Firewood could have dangerous, deadly bug
BATON ROUGE - The Department of Agriculture and Forestry is issuing a public service announcement before you put logs in the fireplace this season.
Pests have burrowed into trees and moving firewood around spreads them. To help stop the spread of these pests, ag agents made a PSA and began broadcasting it around the country, including Baton Rouge movie theaters.
The PSA is funded through grant money and takes place in a camp-like setting. People in the PSA speak about moving firewood and the dangers of spreading the beetle.
"We're trying to be so very careful, because it is causing a great deal of problems," said Commissioner Mike Strain.
The Emerald Ash Borer is an invasive beetle that attacks and kills ash trees.
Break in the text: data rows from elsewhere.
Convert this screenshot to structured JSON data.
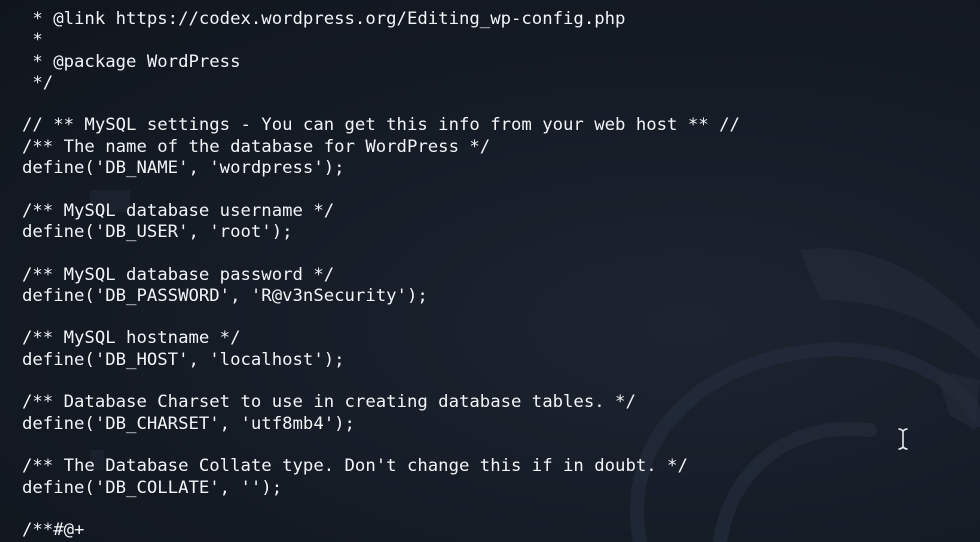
{
  "terminal": {
    "lines": [
      " * @link https://codex.wordpress.org/Editing_wp-config.php",
      " *",
      " * @package WordPress",
      " */",
      "",
      "// ** MySQL settings - You can get this info from your web host ** //",
      "/** The name of the database for WordPress */",
      "define('DB_NAME', 'wordpress');",
      "",
      "/** MySQL database username */",
      "define('DB_USER', 'root');",
      "",
      "/** MySQL database password */",
      "define('DB_PASSWORD', 'R@v3nSecurity');",
      "",
      "/** MySQL hostname */",
      "define('DB_HOST', 'localhost');",
      "",
      "/** Database Charset to use in creating database tables. */",
      "define('DB_CHARSET', 'utf8mb4');",
      "",
      "/** The Database Collate type. Don't change this if in doubt. */",
      "define('DB_COLLATE', '');",
      "",
      "/**#@+"
    ]
  },
  "colors": {
    "background": "#141a24",
    "text": "#f2f4f7",
    "watermark": "#2a3140"
  },
  "icons": {
    "cursor": "text-cursor-icon",
    "watermark": "dragon-watermark-icon"
  }
}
Louisiana's ash trees are primarily located along the Atchafalaya Basin and the Mississippi River Delta.
The bug is a native insect in Asia and was first discovered in Michigan in 2002. It's now in 24 states, including six counties in Arkansas near Hot Springs.
In October, the Redbay Ambrosia beetle and the tree killing fungus it transmits, were confirmed in Union Parish, La. It's a non-native pest that attacks the Laurel family of trees, which include the Red Bay, Sassafras, Spicebush and Camphor trees.
"The only way we have of stopping this disease is stopping the spread of the beetle," said Strain. "The way to stop it's transmission is not to move firewood."
Tens of millions of trees have been killed or infested since the discovery in the states in 2002.